PROBLEM STATEMENT:
The response should hold each line from the entries below where "Inventory" is found.

DATA EXCERPTS:
*-*-*

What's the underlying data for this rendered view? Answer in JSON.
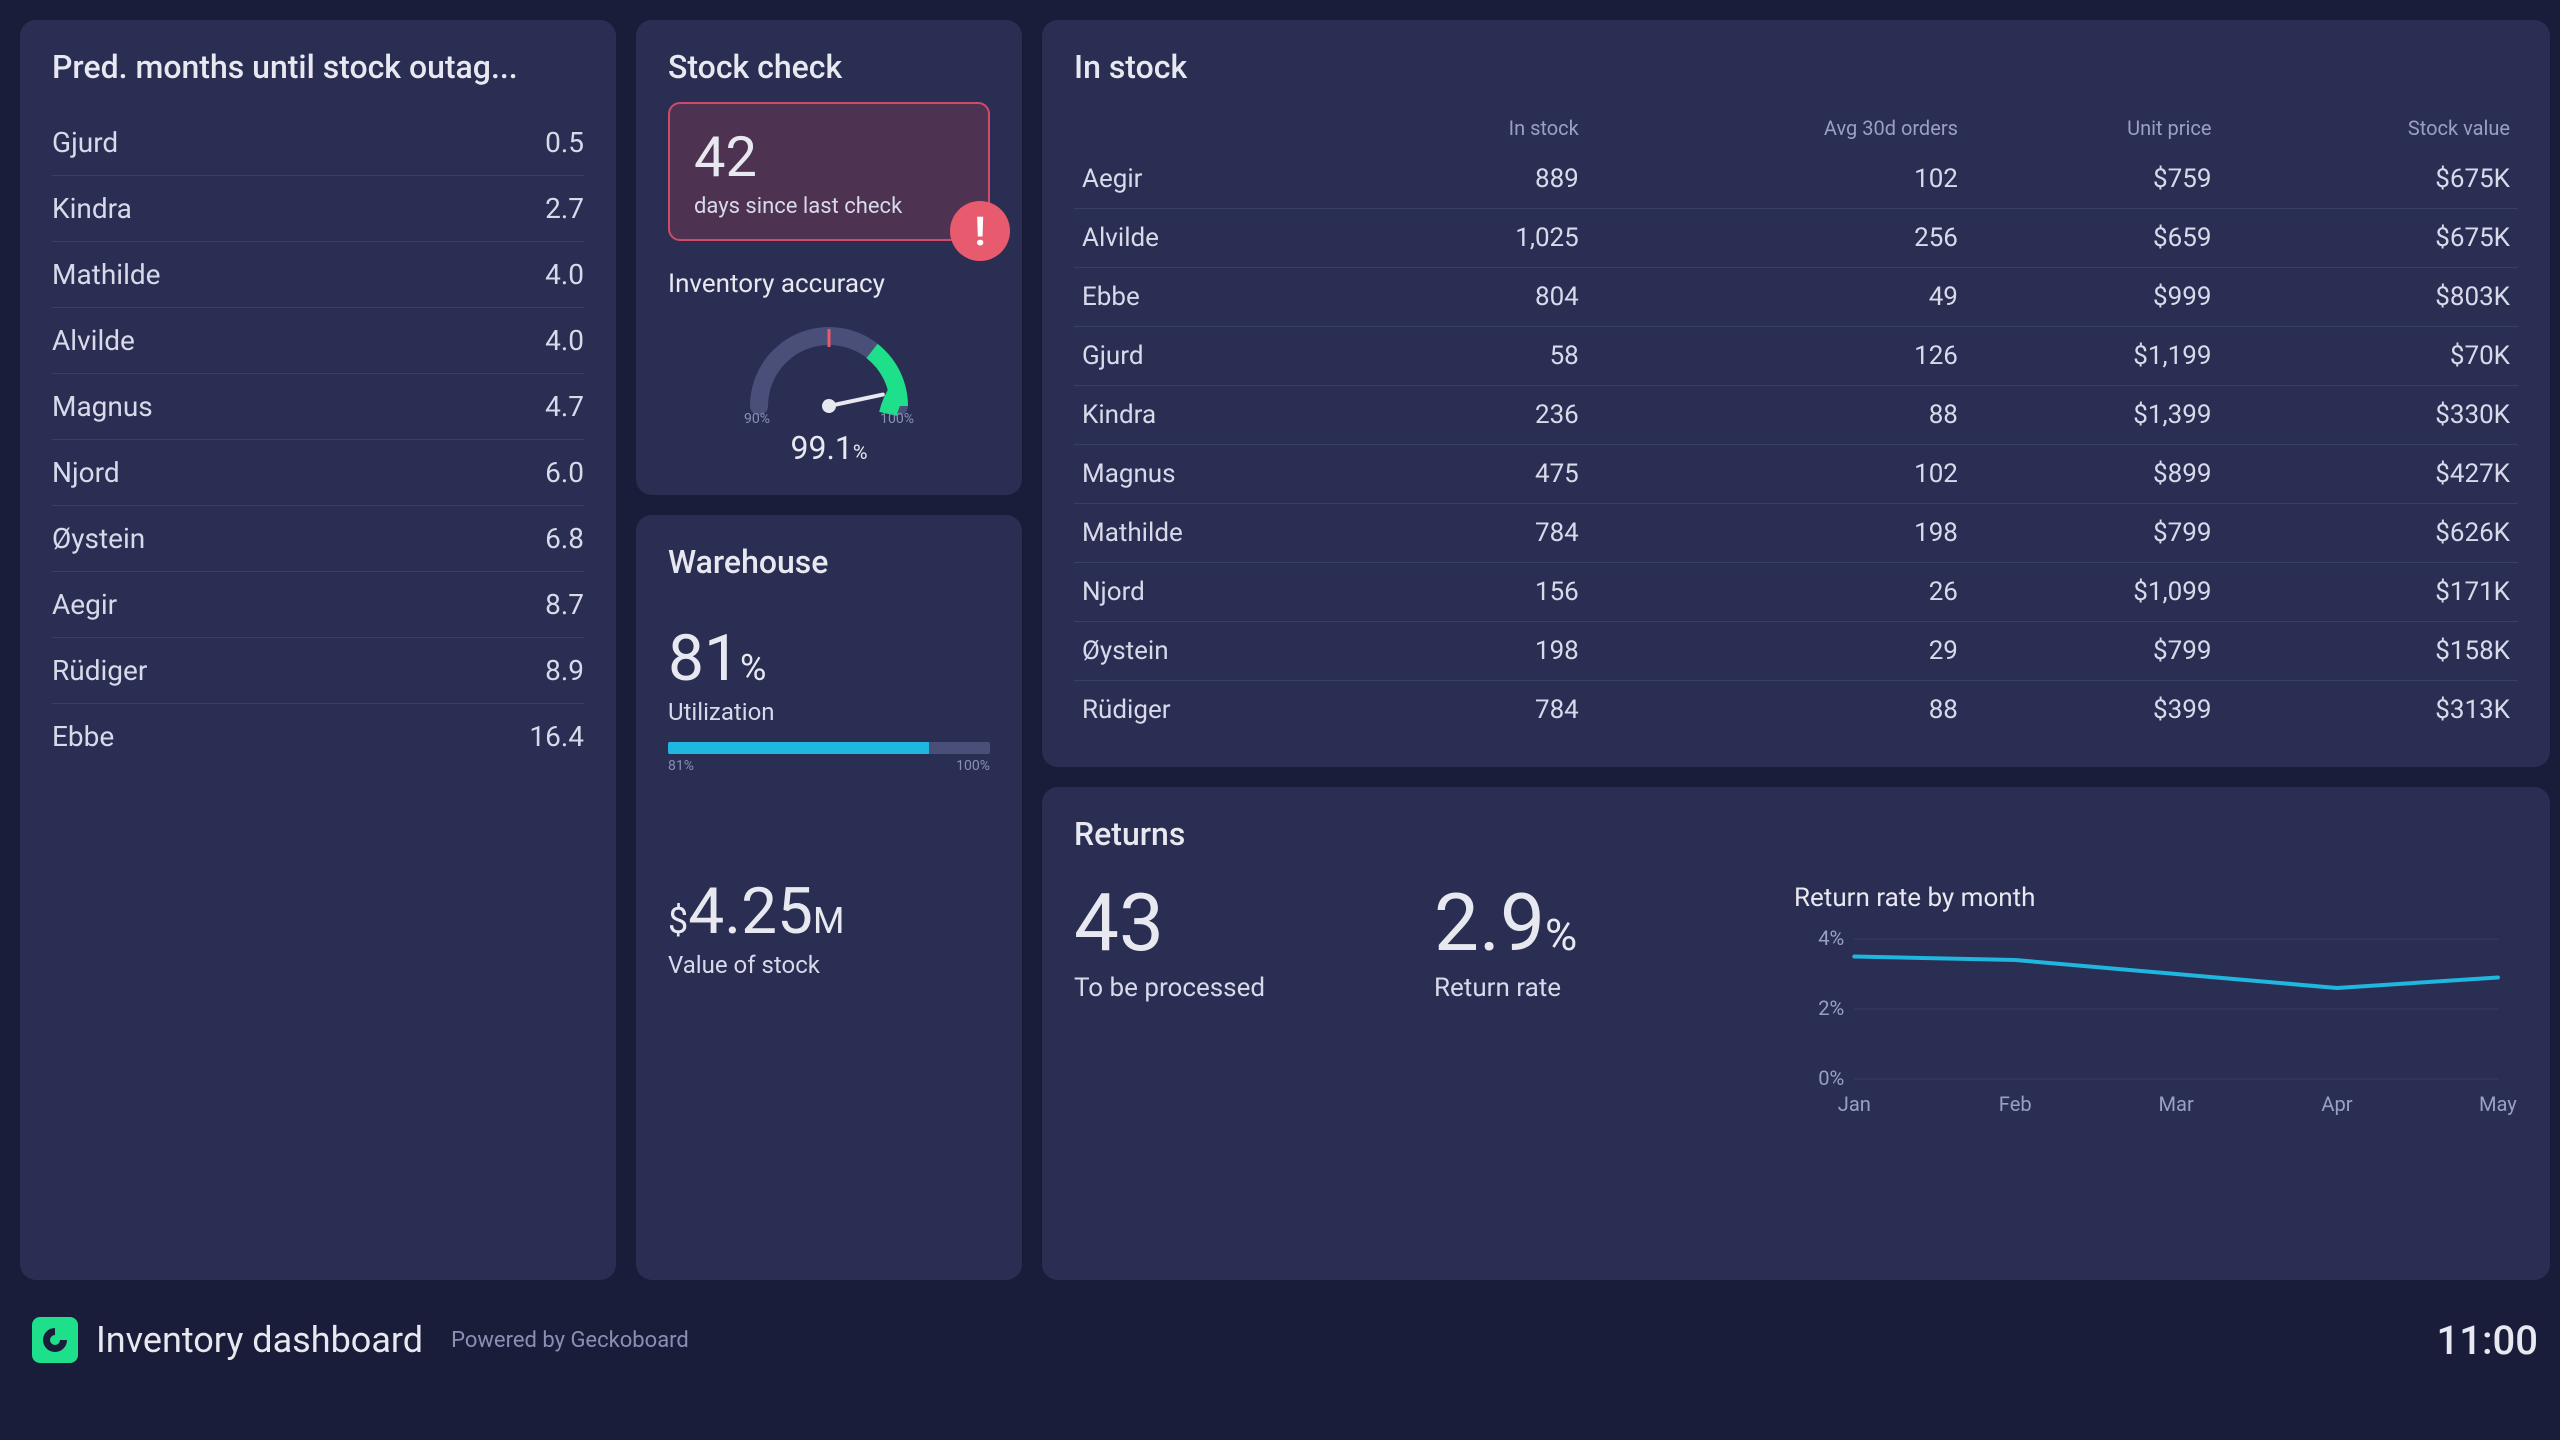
{
  "pred": {
    "title": "Pred. months until stock outag...",
    "rows": [
      {
        "name": "Gjurd",
        "val": "0.5"
      },
      {
        "name": "Kindra",
        "val": "2.7"
      },
      {
        "name": "Mathilde",
        "val": "4.0"
      },
      {
        "name": "Alvilde",
        "val": "4.0"
      },
      {
        "name": "Magnus",
        "val": "4.7"
      },
      {
        "name": "Njord",
        "val": "6.0"
      },
      {
        "name": "Øystein",
        "val": "6.8"
      },
      {
        "name": "Aegir",
        "val": "8.7"
      },
      {
        "name": "Rüdiger",
        "val": "8.9"
      },
      {
        "name": "Ebbe",
        "val": "16.4"
      }
    ]
  },
  "stock_check": {
    "title": "Stock check",
    "days": "42",
    "days_sub": "days since last check",
    "alert_icon": "!",
    "accuracy_title": "Inventory accuracy",
    "accuracy_value": "99.1",
    "accuracy_unit": "%",
    "gauge_min": "90%",
    "gauge_max": "100%"
  },
  "warehouse": {
    "title": "Warehouse",
    "util_value": "81",
    "util_unit": "%",
    "util_label": "Utilization",
    "util_bar_pct": 81,
    "util_bar_left": "81%",
    "util_bar_right": "100%",
    "stock_prefix": "$",
    "stock_value": "4.25",
    "stock_suffix": "M",
    "stock_label": "Value of stock"
  },
  "in_stock": {
    "title": "In stock",
    "headers": [
      "",
      "In stock",
      "Avg 30d orders",
      "Unit price",
      "Stock value"
    ],
    "rows": [
      {
        "name": "Aegir",
        "stock": "889",
        "orders": "102",
        "price": "$759",
        "value": "$675K"
      },
      {
        "name": "Alvilde",
        "stock": "1,025",
        "orders": "256",
        "price": "$659",
        "value": "$675K"
      },
      {
        "name": "Ebbe",
        "stock": "804",
        "orders": "49",
        "price": "$999",
        "value": "$803K"
      },
      {
        "name": "Gjurd",
        "stock": "58",
        "orders": "126",
        "price": "$1,199",
        "value": "$70K"
      },
      {
        "name": "Kindra",
        "stock": "236",
        "orders": "88",
        "price": "$1,399",
        "value": "$330K"
      },
      {
        "name": "Magnus",
        "stock": "475",
        "orders": "102",
        "price": "$899",
        "value": "$427K"
      },
      {
        "name": "Mathilde",
        "stock": "784",
        "orders": "198",
        "price": "$799",
        "value": "$626K"
      },
      {
        "name": "Njord",
        "stock": "156",
        "orders": "26",
        "price": "$1,099",
        "value": "$171K"
      },
      {
        "name": "Øystein",
        "stock": "198",
        "orders": "29",
        "price": "$799",
        "value": "$158K"
      },
      {
        "name": "Rüdiger",
        "stock": "784",
        "orders": "88",
        "price": "$399",
        "value": "$313K"
      }
    ]
  },
  "returns": {
    "title": "Returns",
    "to_process": "43",
    "to_process_label": "To be processed",
    "rate": "2.9",
    "rate_unit": "%",
    "rate_label": "Return rate",
    "chart_title": "Return rate by month"
  },
  "chart_data": {
    "type": "line",
    "title": "Return rate by month",
    "xlabel": "",
    "ylabel": "",
    "ylim": [
      0,
      4
    ],
    "categories": [
      "Jan",
      "Feb",
      "Mar",
      "Apr",
      "May"
    ],
    "y_ticks": [
      "0%",
      "2%",
      "4%"
    ],
    "values": [
      3.5,
      3.4,
      3.0,
      2.6,
      2.9
    ]
  },
  "footer": {
    "title": "Inventory dashboard",
    "powered": "Powered by Geckoboard",
    "time": "11:00"
  },
  "colors": {
    "bg": "#1a1d3a",
    "card": "#2a2e52",
    "accent_cyan": "#1fb6e0",
    "accent_green": "#1fe08a",
    "alert": "#e85a6e"
  }
}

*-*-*

SOLUTION FOR THIS TASK:
    "accuracy_title": "Inventory accuracy",
    "title": "Inventory dashboard",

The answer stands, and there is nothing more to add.